My life is a river. The river does not know that the ocean lies hundreds of miles ahead. It continues on. On my journey I have met and come to know thousands of individuals. Some flow with me as part of my life. Others I meet, share a moment and never see again. But their influence stays with me, changes me as I move on. But the world has changed. Previously, these encounters were face to face, person to person. Now I have come to know individuals through the world of the internet. They are no less real, nor do they impact me any less having never grasped their hand in a physical greeting.
Some time ago, Kent from New York commented on his progress with amyloidosis. We conversed over time as he prepared for the possibility of a heart transplant. I was glad to share my experience and give him hope. He was still working, but could feel himself slowing down. His close friend, Elise, informed me last week that he has died. This is hard for me. I feel like amyloidosis is this enemy that we fight every day. It is not like fighting a conventional army that you can see and plan for. Rather, it remains insidious, like a terrorist, attacking unexpectedly.

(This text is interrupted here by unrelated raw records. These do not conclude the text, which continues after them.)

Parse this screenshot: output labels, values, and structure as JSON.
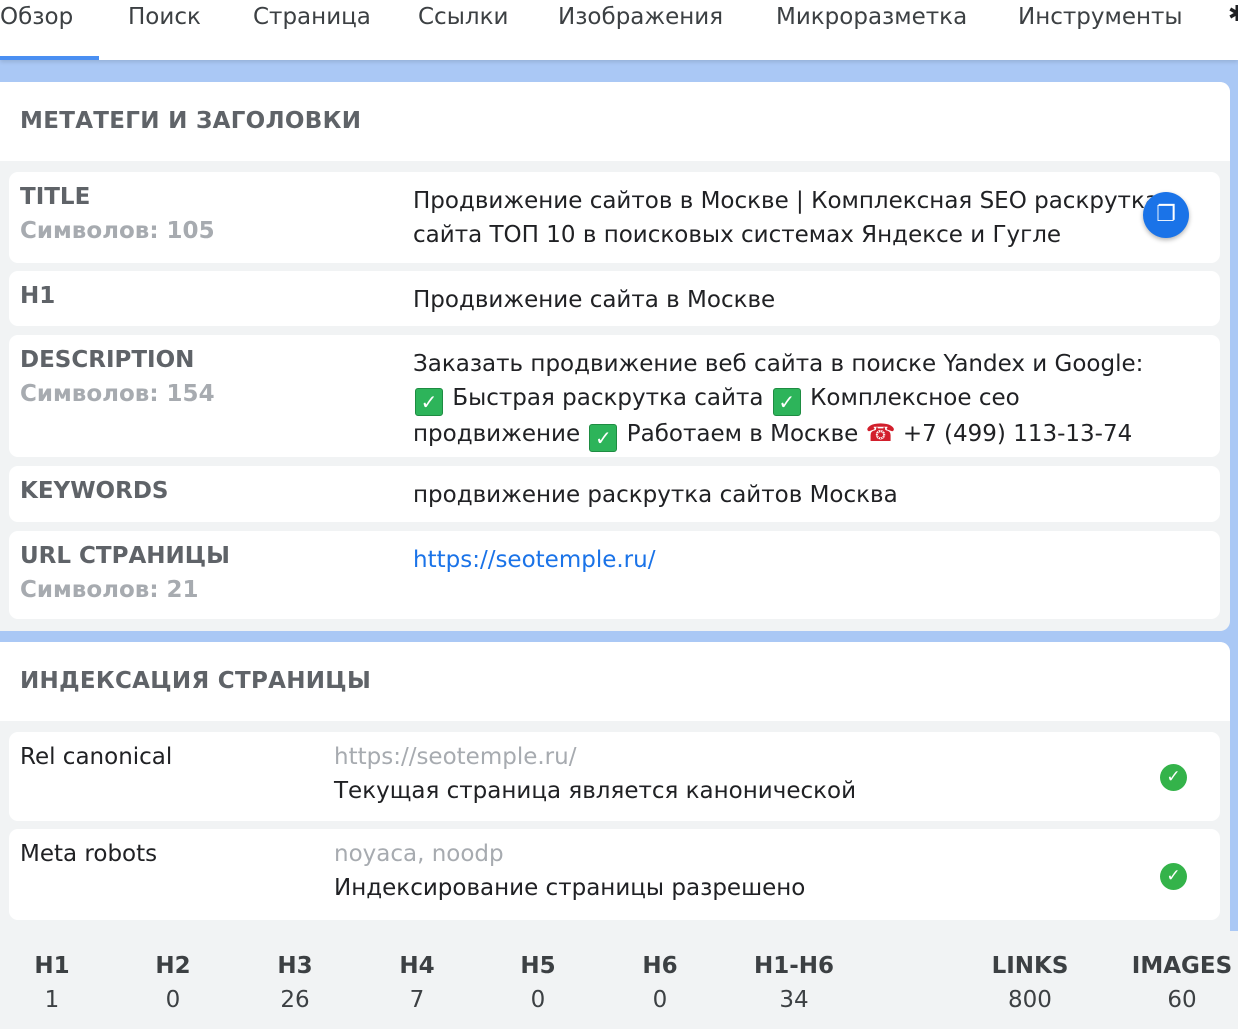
{
  "tabs": [
    {
      "label": "Обзор",
      "active": true
    },
    {
      "label": "Поиск"
    },
    {
      "label": "Страница"
    },
    {
      "label": "Ссылки"
    },
    {
      "label": "Изображения"
    },
    {
      "label": "Микроразметка"
    },
    {
      "label": "Инструменты"
    }
  ],
  "meta": {
    "title": "МЕТАТЕГИ И ЗАГОЛОВКИ",
    "title_row": {
      "label": "TITLE",
      "count": "Символов: 105",
      "value_line1": "Продвижение сайтов в Москве | Комплексная SEO раскрутка",
      "value_line2": "сайта ТОП 10 в поисковых системах Яндексе и Гугле"
    },
    "h1_row": {
      "label": "H1",
      "value": "Продвижение сайта в Москве"
    },
    "description_row": {
      "label": "DESCRIPTION",
      "count": "Символов: 154",
      "part1": "Заказать продвижение веб сайта в поиске Yandex и Google:",
      "part2": "Быстрая раскрутка сайта",
      "part3": "Комплексное сео",
      "part4": "продвижение",
      "part5": "Работаем в Москве",
      "phone": "+7 (499) 113-13-74"
    },
    "keywords_row": {
      "label": "KEYWORDS",
      "value": "продвижение раскрутка сайтов Москва"
    },
    "url_row": {
      "label": "URL СТРАНИЦЫ",
      "count": "Символов: 21",
      "value": "https://seotemple.ru/"
    }
  },
  "indexing": {
    "title": "ИНДЕКСАЦИЯ СТРАНИЦЫ",
    "canonical": {
      "label": "Rel canonical",
      "value": "https://seotemple.ru/",
      "note": "Текущая страница является канонической"
    },
    "robots": {
      "label": "Meta robots",
      "value": "noyaca, noodp",
      "note": "Индексирование страницы разрешено"
    }
  },
  "stats": [
    {
      "label": "H1",
      "value": "1"
    },
    {
      "label": "H2",
      "value": "0"
    },
    {
      "label": "H3",
      "value": "26"
    },
    {
      "label": "H4",
      "value": "7"
    },
    {
      "label": "H5",
      "value": "0"
    },
    {
      "label": "H6",
      "value": "0"
    },
    {
      "label": "H1-H6",
      "value": "34"
    },
    {
      "label": "LINKS",
      "value": "800"
    },
    {
      "label": "IMAGES",
      "value": "60"
    }
  ],
  "icons": {
    "copy": "copy-icon",
    "check_badge": "green-check-icon",
    "phone": "telephone-icon",
    "ok": "check-circle-icon"
  },
  "colors": {
    "accent": "#1a73e8",
    "tab_underline": "#4a8ff2",
    "ok_green": "#34b34a",
    "page_bg": "#aac8f5"
  }
}
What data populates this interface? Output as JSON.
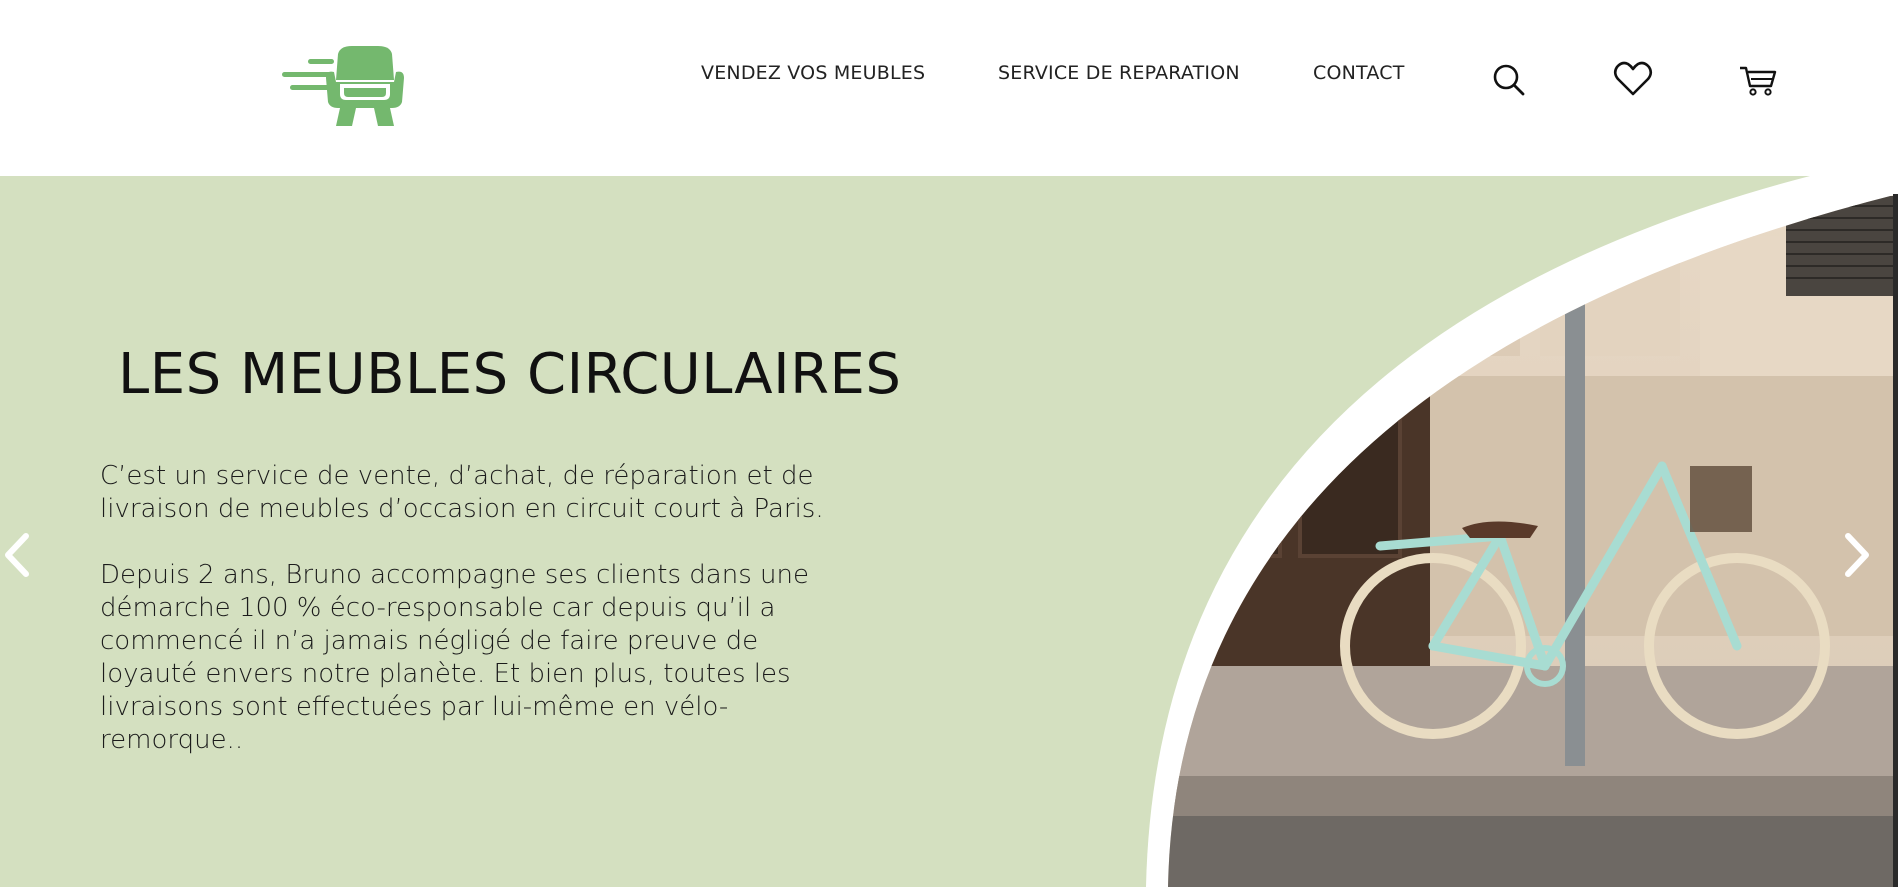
{
  "header": {
    "nav": {
      "sell": "VENDEZ VOS MEUBLES",
      "repair": "SERVICE DE REPARATION",
      "contact": "CONTACT"
    },
    "icons": {
      "logo": "armchair-logo-icon",
      "search": "search-icon",
      "wishlist": "heart-icon",
      "cart": "cart-icon"
    }
  },
  "hero": {
    "title": "LES MEUBLES CIRCULAIRES",
    "paragraph1": "C’est un service de vente, d’achat, de réparation et de livraison de meubles d’occasion en circuit court à Paris.",
    "paragraph2": "Depuis 2 ans, Bruno accompagne ses clients dans une démarche 100 % éco-responsable car depuis qu’il a commencé il n’a jamais négligé de faire preuve de loyauté envers notre planète. Et bien plus, toutes les livraisons sont effectuées par lui-même en vélo-remorque..",
    "icons": {
      "prev": "chevron-left-icon",
      "next": "chevron-right-icon"
    }
  },
  "colors": {
    "brand_green": "#74b86e",
    "hero_background": "#d4e0c0",
    "bike_mint": "#a8dcd2"
  }
}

I know that Kent from New York fought a good fight. He did not give up. But I can't shake this sense that he was somehow blindsided by this nasty deposition of unconscionable warped proteins. How they move within us without regard to the damage they leave in their wake. They infiltrate not only the heart muscle, which can lead to slow death, but also attack the wiring at the center of the heart leading to a sudden fatal arrhythmia. Is there no defense against this?
We who share this diagnosis, and even more so, those who care for us with this disease, keep this fear silent within us so as not to tempt fate. Amyloidosis is an orphan diagnosis relegated to a dark corner of medicine; mentioned in medical school and promptly forgotten by most doctors. Where is the celebrity that champions our cause? It is not only rare, but affects each patient so differently that any attempt at discovering its modus operandi is hampered by varied responses in rare patients allowing for little statistical power in planning a unified attack.
Sometimes people ask me what is my prognosis. I honestly don't know. Does that somehow make me like everyone else; blindly living every day with sublime ignorance of their own mortality?
Sometimes I wish that I could respond, when asked, that I have cancer. At least with many cancers, there is a cure; or it only affects one organ in your body. People understand cancer. They don't know where to catalogue amyloidosis; and describing it becomes cumbersome.
Just because I share these thoughts does not mean that I am ever without hope, nor am I sad for myself. I still find incredible joy in every day. I am however, sad for Kent from New York and for his friend Elise. Because I will move on toward the unseen ocean and leave him behind. And yet, it may be that my sadness for him only stems from the briefness of my encounter with him. He may not have shared my sadness, because, like me, he lived a full and happy life of no regrets. If we truly could know the complete essence of any one person, would we mark their absence differently?
My hope remains strong; if I gave Kent hope it was not in vain. But he will be missed as are all of those whose battle against amyloidosis has ended. My heart goes out to all of them and to those who continue to remember and to love them.